New Orleans Philharmonic Symphony
Founded in 1936, the New Orleans Philharmonic Symphony permanently suspended operations in 1991.
Founded in 1936, the New Orleans Philharmonic Symphony was the successor of several earlier orchestras—among them the New Orleans Symphony Orchestra, organized in 1910 under the baton of Severin O. Frank, and the Crescent City Symphony, organized in 1916 under the direction of Ernest E. Schuyten. He would go on to become the conductor of his newly founded New Orleans Symphony Orchestra Association in 1926. There appears to have been a hiatus in performance between 1927 and 1930, when Maestro Schuyten reintroduced the New Orleans Symphony Orchestra, but the revived organization performed only twice before fading away again.
In 1935 a new orchestra, the New Orleans Civic Symphony, came into existence with the arrival of Russian cellist Arthur Zack. It remained active, if fiscally fragile, until 1939, when a series of privately funded competing concerts led by Norwegian conductor Ole Windingstad threatened the financial viability of the Civic Symphony. This conflict resulted in the dismissal of Zack in 1940 and a name change back to the New Orleans Symphony Orchestra, this time with Ole Windingstad on the podium.

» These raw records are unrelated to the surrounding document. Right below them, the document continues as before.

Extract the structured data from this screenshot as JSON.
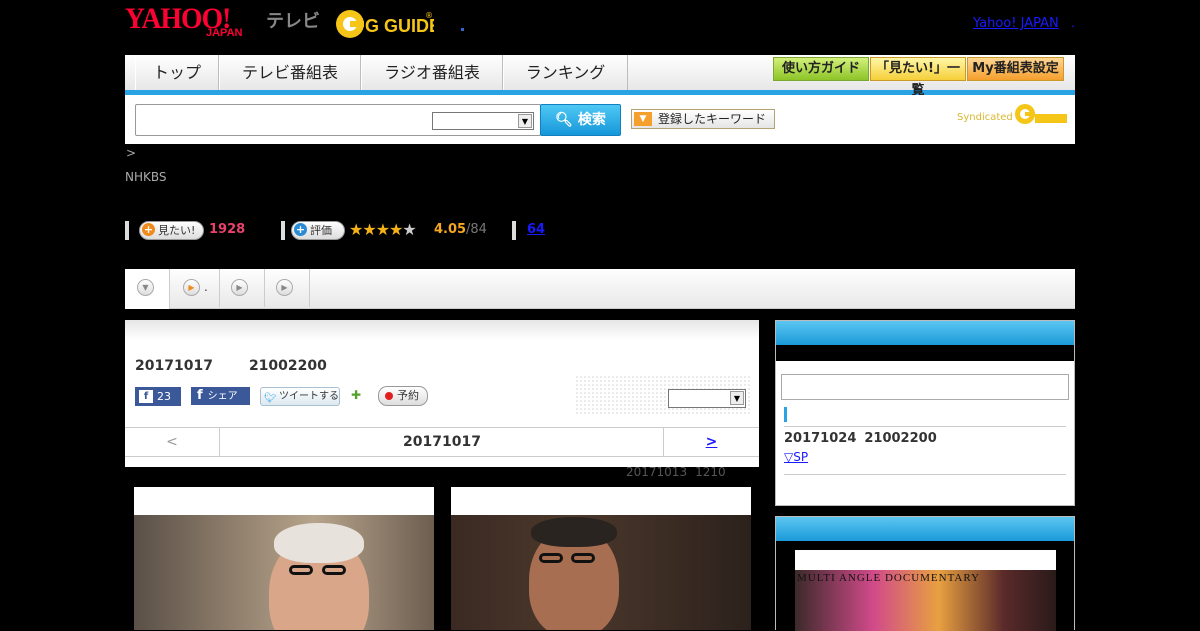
{
  "header": {
    "yahoo_logo": "YAHOO!",
    "japan_logo": "JAPAN",
    "tv_label": "テレビ",
    "gguide_logo": "G GUIDE",
    "top_link": "Yahoo! JAPAN",
    "top_link_suffix": "."
  },
  "nav": {
    "items": [
      "トップ",
      "テレビ番組表",
      "ラジオ番組表",
      "ランキング"
    ],
    "buttons": [
      "使い方ガイド",
      "「見たい!」一覧",
      "My番組表設定"
    ]
  },
  "search": {
    "button_label": "検索",
    "keyword_button": "登録したキーワード",
    "syndicated_label": "Syndicated"
  },
  "breadcrumb": ">",
  "channel": "NHKBS",
  "stats": {
    "want_label": "見たい!",
    "want_count": "1928",
    "rate_label": "評価",
    "rating": "4.05",
    "rating_count": "/84",
    "rating_value": 4.05,
    "review_count": "64"
  },
  "tabs": {
    "dot": "."
  },
  "program": {
    "date": "20171017",
    "time": "21002200",
    "fb_count": "23",
    "fb_share": "シェア",
    "tweet": "ツイートする",
    "reserve": "予約"
  },
  "pager": {
    "prev": "<",
    "date": "20171017",
    "next": ">"
  },
  "updated": {
    "date": "20171013",
    "time": "1210"
  },
  "sidebar": {
    "date": "20171024",
    "time": "21002200",
    "link": "▽SP"
  },
  "ad": {
    "text": "MULTI ANGLE DOCUMENTARY"
  },
  "colors": {
    "accent_blue": "#2aa3e5",
    "yahoo_red": "#ff0033",
    "gguide_yellow": "#f5c518"
  }
}
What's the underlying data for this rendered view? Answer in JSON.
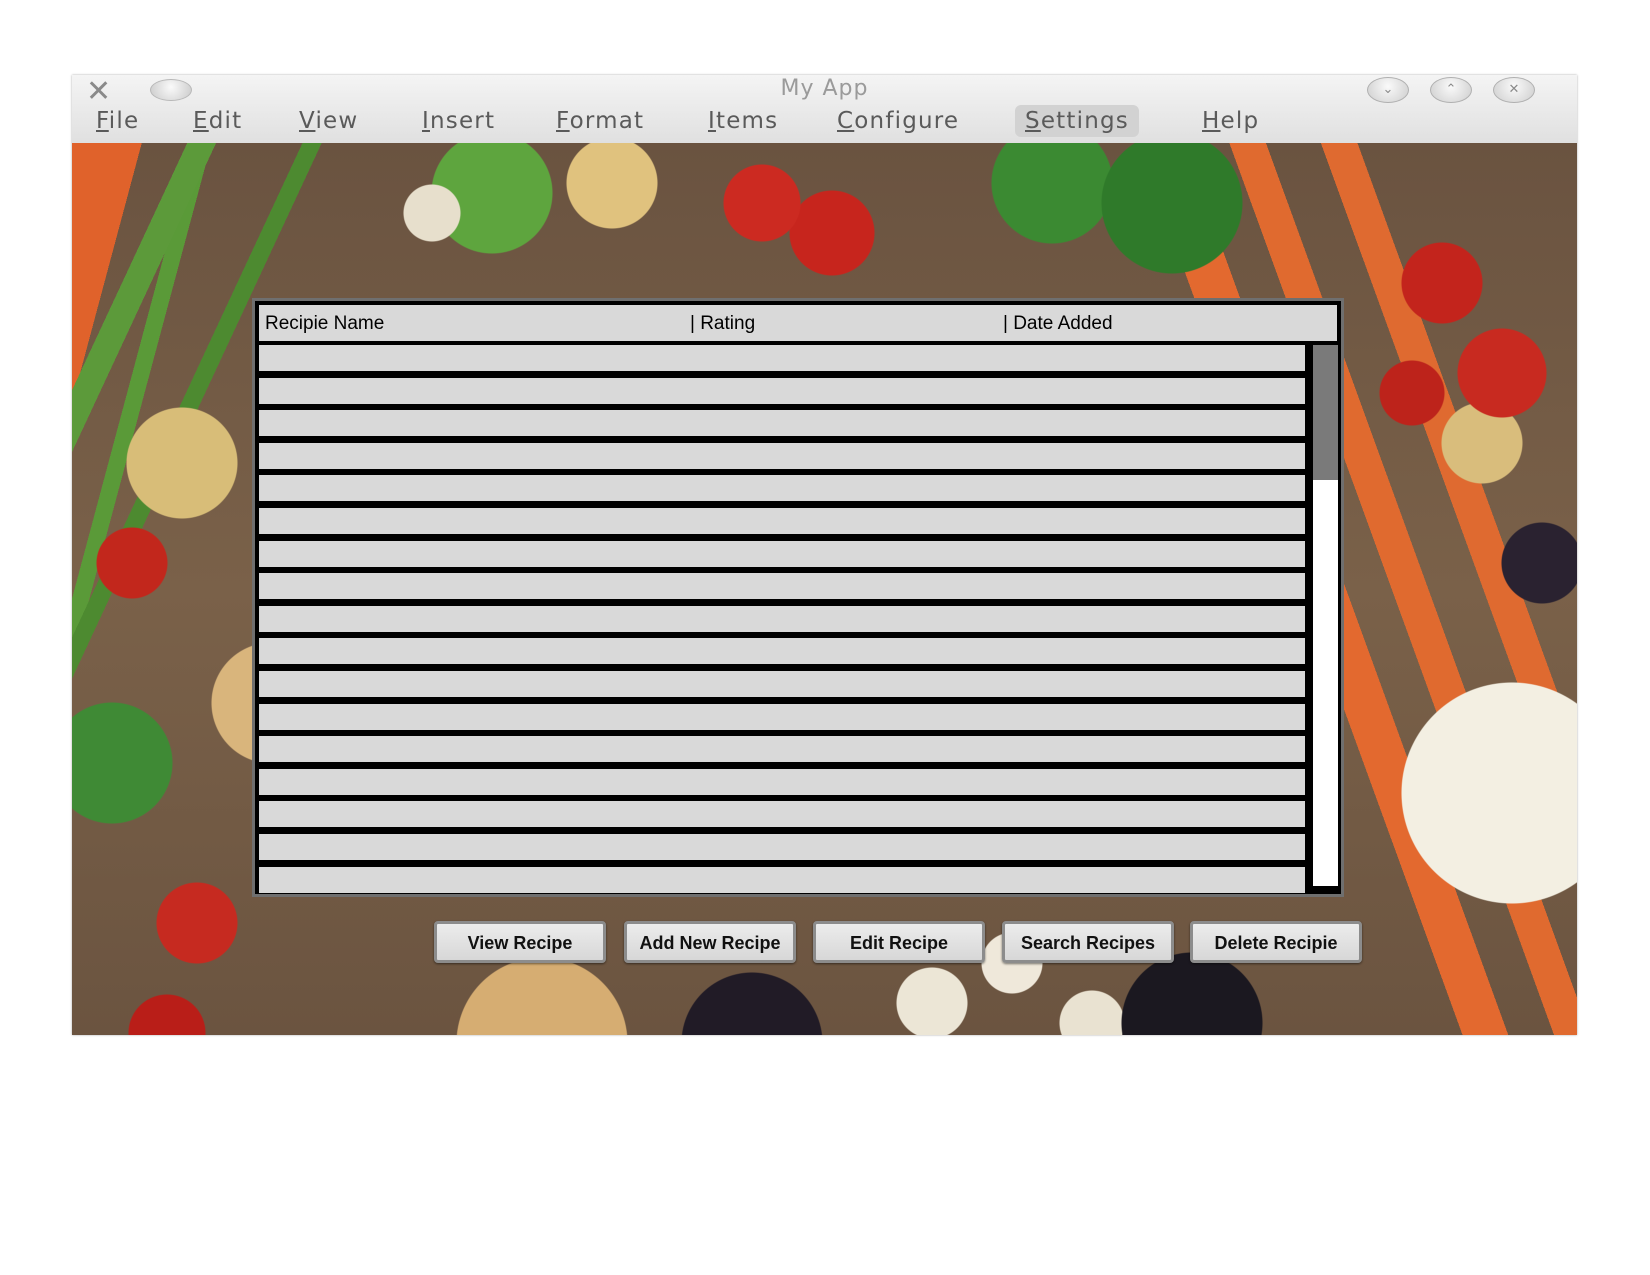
{
  "window": {
    "title": "My App",
    "app_icon": "x-logo-icon",
    "controls": [
      "minimize-icon",
      "maximize-icon",
      "close-icon"
    ]
  },
  "menu": {
    "items": [
      "File",
      "Edit",
      "View",
      "Insert",
      "Format",
      "Items",
      "Configure",
      "Settings",
      "Help"
    ],
    "active": "Settings"
  },
  "table": {
    "columns": [
      "Recipie Name",
      "| Rating",
      "| Date Added"
    ],
    "rows": [
      {
        "name": "",
        "rating": "",
        "date": ""
      },
      {
        "name": "",
        "rating": "",
        "date": ""
      },
      {
        "name": "",
        "rating": "",
        "date": ""
      },
      {
        "name": "",
        "rating": "",
        "date": ""
      },
      {
        "name": "",
        "rating": "",
        "date": ""
      },
      {
        "name": "",
        "rating": "",
        "date": ""
      },
      {
        "name": "",
        "rating": "",
        "date": ""
      },
      {
        "name": "",
        "rating": "",
        "date": ""
      },
      {
        "name": "",
        "rating": "",
        "date": ""
      },
      {
        "name": "",
        "rating": "",
        "date": ""
      },
      {
        "name": "",
        "rating": "",
        "date": ""
      },
      {
        "name": "",
        "rating": "",
        "date": ""
      },
      {
        "name": "",
        "rating": "",
        "date": ""
      },
      {
        "name": "",
        "rating": "",
        "date": ""
      },
      {
        "name": "",
        "rating": "",
        "date": ""
      },
      {
        "name": "",
        "rating": "",
        "date": ""
      },
      {
        "name": "",
        "rating": "",
        "date": ""
      }
    ]
  },
  "buttons": {
    "view": "View Recipe",
    "add": "Add New Recipe",
    "edit": "Edit Recipe",
    "search": "Search Recipes",
    "delete": "Delete Recipie"
  },
  "background": "vegetables-photo"
}
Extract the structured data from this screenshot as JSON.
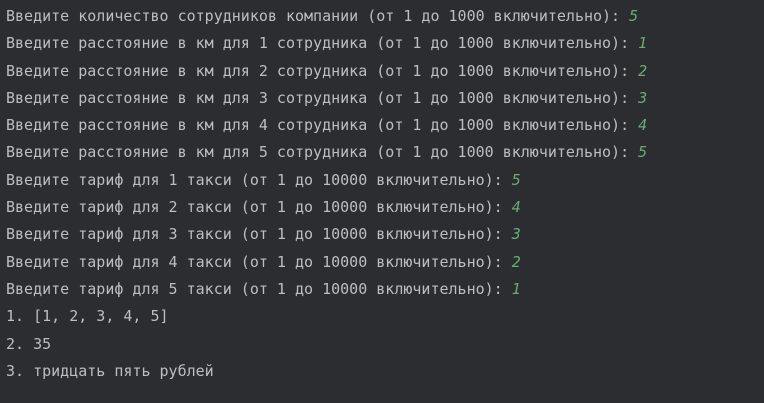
{
  "console": {
    "lines": [
      {
        "prompt": "Введите количество сотрудников компании (от 1 до 1000 включительно): ",
        "input": "5"
      },
      {
        "prompt": "Введите расстояние в км для 1 сотрудника (от 1 до 1000 включительно): ",
        "input": "1"
      },
      {
        "prompt": "Введите расстояние в км для 2 сотрудника (от 1 до 1000 включительно): ",
        "input": "2"
      },
      {
        "prompt": "Введите расстояние в км для 3 сотрудника (от 1 до 1000 включительно): ",
        "input": "3"
      },
      {
        "prompt": "Введите расстояние в км для 4 сотрудника (от 1 до 1000 включительно): ",
        "input": "4"
      },
      {
        "prompt": "Введите расстояние в км для 5 сотрудника (от 1 до 1000 включительно): ",
        "input": "5"
      },
      {
        "prompt": "Введите тариф для 1 такси (от 1 до 10000 включительно): ",
        "input": "5"
      },
      {
        "prompt": "Введите тариф для 2 такси (от 1 до 10000 включительно): ",
        "input": "4"
      },
      {
        "prompt": "Введите тариф для 3 такси (от 1 до 10000 включительно): ",
        "input": "3"
      },
      {
        "prompt": "Введите тариф для 4 такси (от 1 до 10000 включительно): ",
        "input": "2"
      },
      {
        "prompt": "Введите тариф для 5 такси (от 1 до 10000 включительно): ",
        "input": "1"
      }
    ],
    "results": [
      "1. [1, 2, 3, 4, 5]",
      "2. 35",
      "3. тридцать пять рублей"
    ],
    "colors": {
      "background": "#2b2d30",
      "text": "#bcbec4",
      "user_input": "#6aab73"
    }
  }
}
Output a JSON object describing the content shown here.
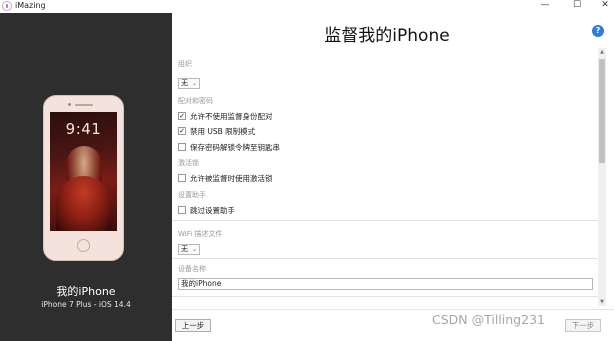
{
  "window": {
    "title": "iMazing",
    "minimize_glyph": "—",
    "maximize_glyph": "☐",
    "close_glyph": "✕"
  },
  "device": {
    "lock_time": "9:41",
    "name": "我的iPhone",
    "model": "iPhone 7 Plus - iOS 14.4"
  },
  "page": {
    "heading": "监督我的iPhone",
    "help_glyph": "?"
  },
  "form": {
    "org_label": "组织",
    "org_value": "无",
    "pairing_label": "配对和密码",
    "pairing_options": [
      {
        "label": "允许不使用监督身份配对",
        "checked": true
      },
      {
        "label": "禁用 USB 限制模式",
        "checked": true
      },
      {
        "label": "保存密码解锁令牌至钥匙串",
        "checked": false
      }
    ],
    "activation_label": "激活锁",
    "activation_option": {
      "label": "允许被监督时使用激活锁",
      "checked": false
    },
    "setup_label": "设置助手",
    "setup_option": {
      "label": "跳过设置助手",
      "checked": false
    },
    "wifi_label": "WiFi 描述文件",
    "wifi_value": "无",
    "device_name_label": "设备名称",
    "device_name_value": "我的iPhone",
    "dropdown_arrow": "⌄",
    "check_glyph": "✓"
  },
  "footer": {
    "back_label": "上一步",
    "next_label": "下一步"
  },
  "watermark": "CSDN @Tilling231",
  "colors": {
    "sidebar_bg": "#2e2e2e",
    "help_blue": "#2f7de1",
    "section_label": "#9a9a9a"
  }
}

Windingstad remained the organization’s musical leader until his resignation in 1944, by which time the orchestra, consisting of seventy full-time salaried musicians, was offering ten subscription concerts, six youth concerts, and a Pops series. In 1951 the orchestra, then under the baton of Massimo Freccia (1944–1952), merged with the Philharmonic Society—which had been presenting its own concert series since 1906—and became known as the New Orleans Philharmonic Symphony Orchestra.
Freccia’s successor was Alexander Hilsberg (1952–1960), who was followed by Werner Torkanowsky (1963–1977). Leonard Slatkin served as music advisor from 1977 until 1980, when Philippe Entremont (1980–1986) was appointed music director. He was succeeded by Maxim Shostakovich (1986–1991), who served until the New Orleans Philharmonic Symphony, following its second shutdown because of financial problems (the first from January to March 1989), closed permanently after the board of directors voted to suspend operations on September 12, 1991.
Its musical home on University Place, the historic beaux-arts Orpheum Theatre, opened in 1924 and was devastated by Hurricane Katrina in 2005. To date, it has not been restored.